With the GI Bill, many of us Maine veterans of the Korean War were able to attend college. I chose the University of Maine after my wife-to-be rejected our attending a land grant college in one of the Dakotas.

I had proposed to her on an interstate bus between Lewiston and Biddeford. I had already completed my freshman year on the Orono campus, and my roommate and I were working a small road construction job.

Upon graduation from Saint Louis High School, a classmate suggested we take the bus to Portland to visit the Armed Forces’ recruiters. We ended up enlisting in the Air Force that very day, and we were given leave to travel back to Biddeford to get our parents to sign a permission slip because I was 17.

With mom’s signature, dad having walked to work for the second shift at the Pepperell, my friend Jerry Beaudoin and I took the bus back to Portland where the next day we embarked on a train for “flight training” in Texas. A few days later, the Korean War started. The Air Force kept sending me to school, so I never got to Korea, whereas many of my friends were assigned to radar units. After boot camp, I never saw Jerry again.

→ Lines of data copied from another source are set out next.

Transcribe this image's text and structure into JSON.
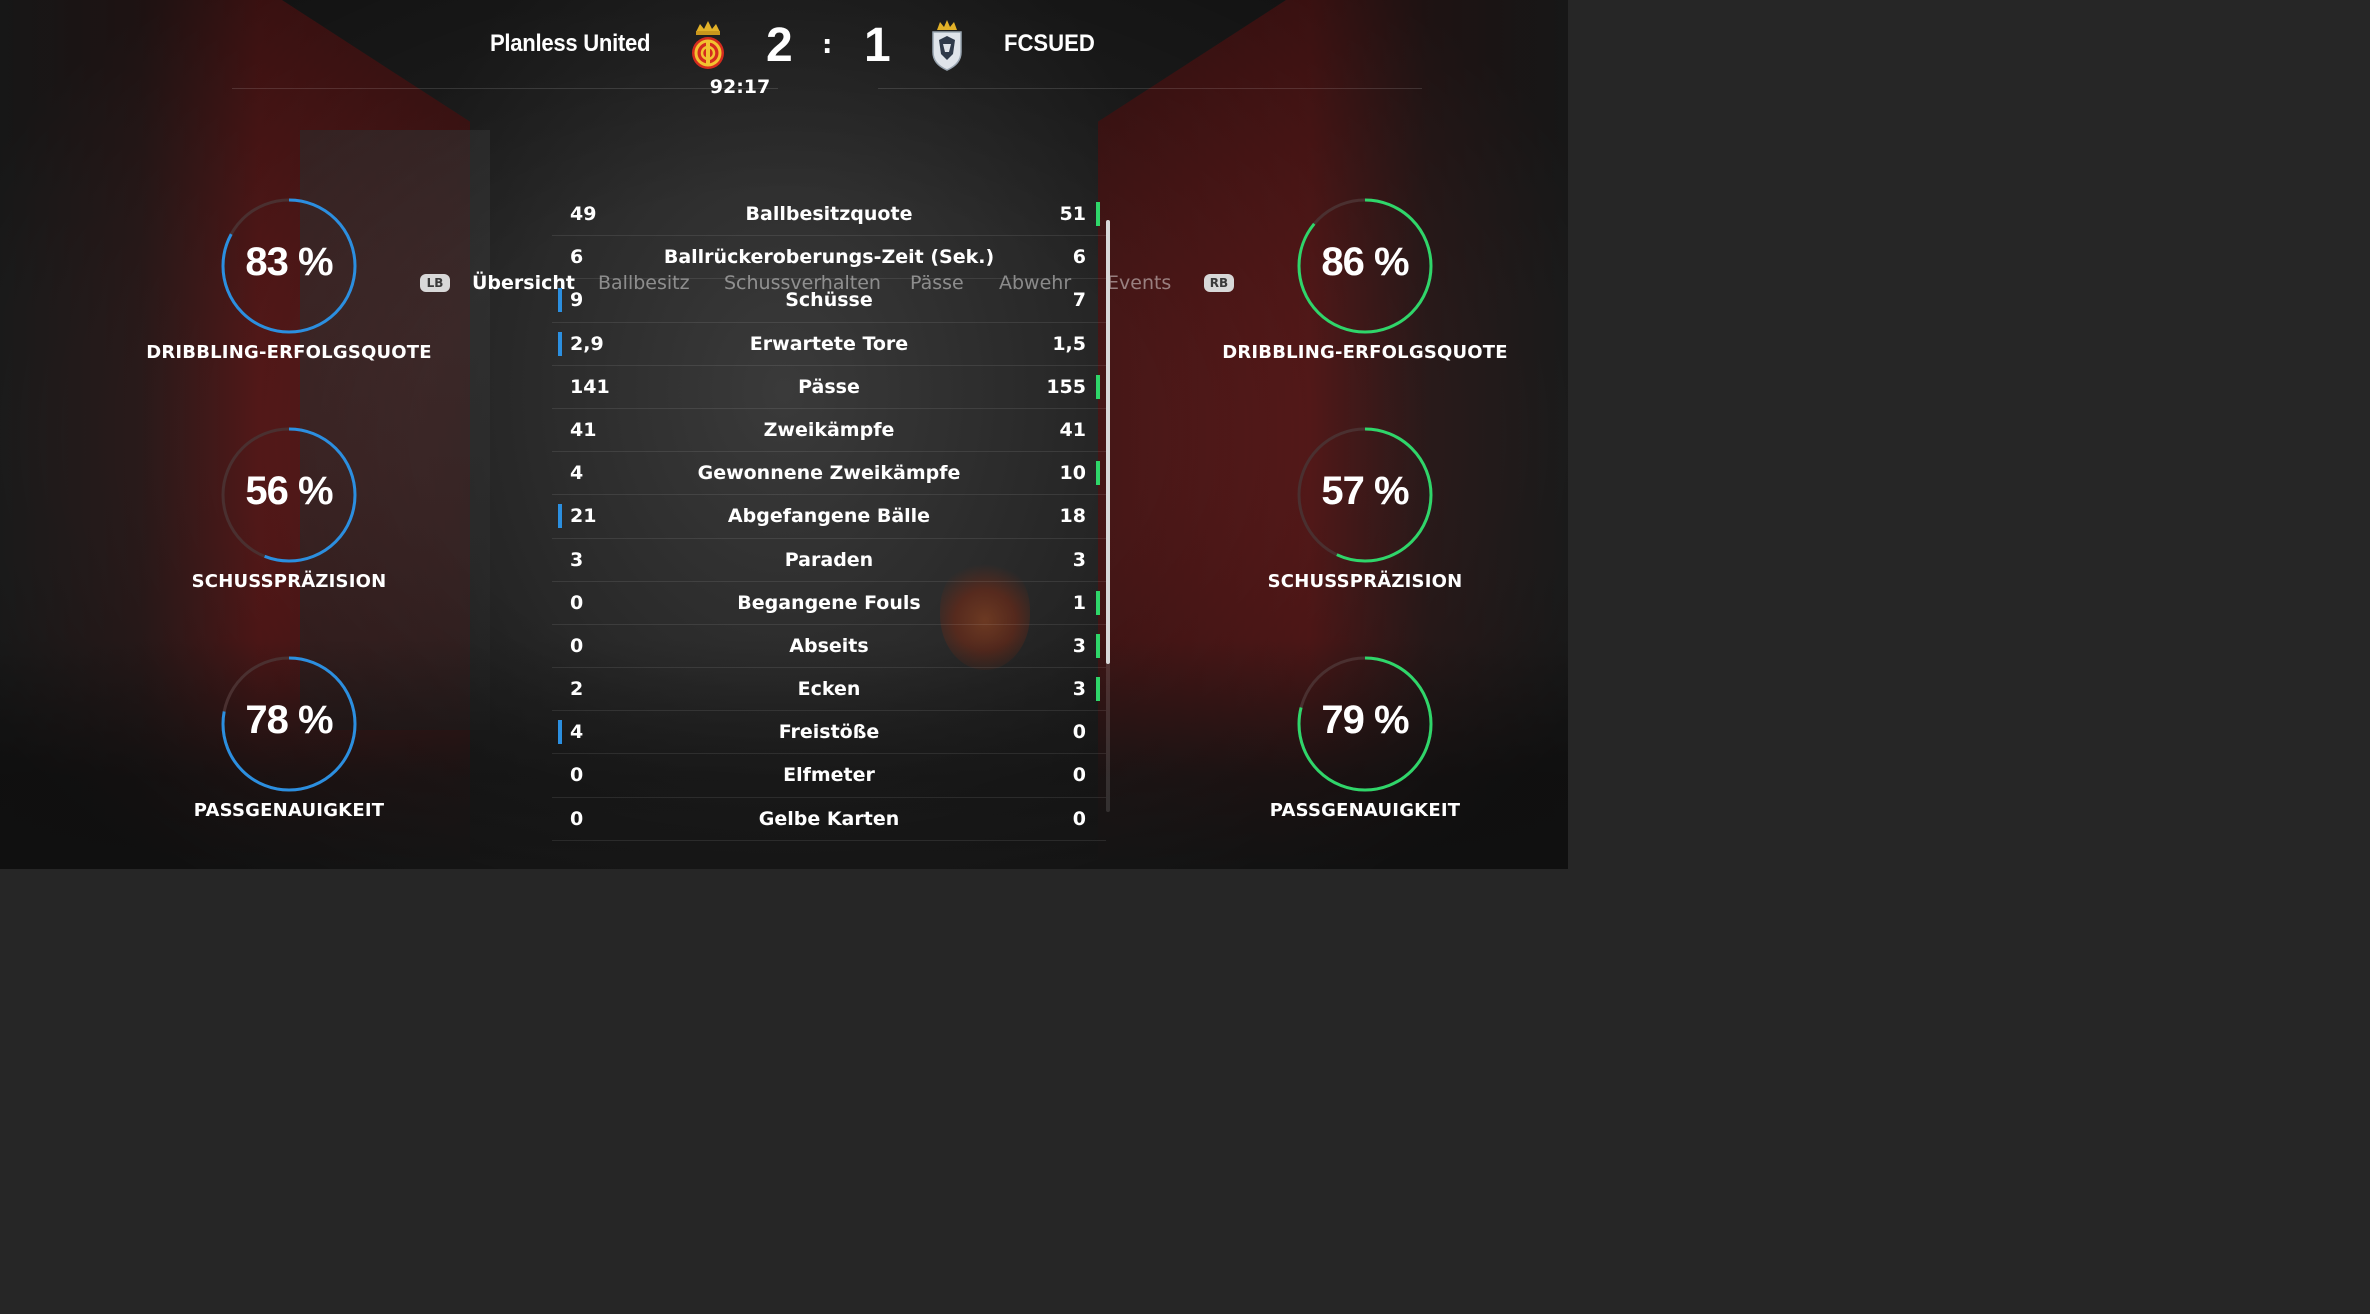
{
  "match": {
    "home_team": "Planless United",
    "away_team": "FCSUED",
    "home_score": "2",
    "separator": ":",
    "away_score": "1",
    "clock": "92:17"
  },
  "tabs": {
    "lb": "LB",
    "rb": "RB",
    "items": [
      "Übersicht",
      "Ballbesitz",
      "Schussverhalten",
      "Pässe",
      "Abwehr",
      "Events"
    ],
    "active": "Übersicht"
  },
  "home_gauges": [
    {
      "value": "83 %",
      "percent": 83,
      "label": "DRIBBLING-ERFOLGSQUOTE"
    },
    {
      "value": "56 %",
      "percent": 56,
      "label": "SCHUSSPRÄZISION"
    },
    {
      "value": "78 %",
      "percent": 78,
      "label": "PASSGENAUIGKEIT"
    }
  ],
  "away_gauges": [
    {
      "value": "86 %",
      "percent": 86,
      "label": "DRIBBLING-ERFOLGSQUOTE"
    },
    {
      "value": "57 %",
      "percent": 57,
      "label": "SCHUSSPRÄZISION"
    },
    {
      "value": "79 %",
      "percent": 79,
      "label": "PASSGENAUIGKEIT"
    }
  ],
  "stats": [
    {
      "home": "49",
      "name": "Ballbesitzquote",
      "away": "51",
      "leader": "away"
    },
    {
      "home": "6",
      "name": "Ballrückeroberungs-Zeit (Sek.)",
      "away": "6",
      "leader": "none"
    },
    {
      "home": "9",
      "name": "Schüsse",
      "away": "7",
      "leader": "home"
    },
    {
      "home": "2,9",
      "name": "Erwartete Tore",
      "away": "1,5",
      "leader": "home"
    },
    {
      "home": "141",
      "name": "Pässe",
      "away": "155",
      "leader": "away"
    },
    {
      "home": "41",
      "name": "Zweikämpfe",
      "away": "41",
      "leader": "none"
    },
    {
      "home": "4",
      "name": "Gewonnene Zweikämpfe",
      "away": "10",
      "leader": "away"
    },
    {
      "home": "21",
      "name": "Abgefangene Bälle",
      "away": "18",
      "leader": "home"
    },
    {
      "home": "3",
      "name": "Paraden",
      "away": "3",
      "leader": "none"
    },
    {
      "home": "0",
      "name": "Begangene Fouls",
      "away": "1",
      "leader": "away"
    },
    {
      "home": "0",
      "name": "Abseits",
      "away": "3",
      "leader": "away"
    },
    {
      "home": "2",
      "name": "Ecken",
      "away": "3",
      "leader": "away"
    },
    {
      "home": "4",
      "name": "Freistöße",
      "away": "0",
      "leader": "home"
    },
    {
      "home": "0",
      "name": "Elfmeter",
      "away": "0",
      "leader": "none"
    },
    {
      "home": "0",
      "name": "Gelbe Karten",
      "away": "0",
      "leader": "none"
    }
  ],
  "colors": {
    "home_accent": "#2b8fe0",
    "away_accent": "#2fd66a",
    "ring_track": "#4a3030"
  },
  "icons": {
    "home_crest": "mallorca-crest-icon",
    "away_crest": "shield-crest-icon"
  }
}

My wife and I were married at the Newman chapel on the University of Maine campus the day before classes opened for the 1955 school year. We lived for a brief while in Bangor, but then managed to get into the South Apartments, the University of Maine housing for married students, who were mostly veterans but included some married faculty.

For the first nine months, we lived in one of the single-story buildings that were collectively known as “Pregnant Valley.” They consisted of about 10 apartments, in a row and back to back, which had to be evacuated now and then when a fire alarm went off accidentally or when someone’s dinner went up in smoke while cooking on the hot plate equipped with a collapsible oven for a stew or some other fare.

When we were sure that we were comfortably pregnant and with a certificate of pregnancy from an obstetrician securely in hand, we could present said document to the major, retired, in charge of university housing. He was a savvy old stickler who carefully scrutinized all documents and applications to verify their authenticity. Subsequently, we were approved for larger quarters in one of the eight apartment barracks.

Sandy Ives, who became a famous University of Maine professor, folklorist, collector and writer about Maine and Maritime provinces woodsmen’s folk stories and songs, was our neighbor. Sandy and his wife and child occupied the bedroom adjacent to ours.

The bedrooms abutted, and on most nights we could clearly hear Sandy playing his guitar and singing to his son.


– Special to the Telegram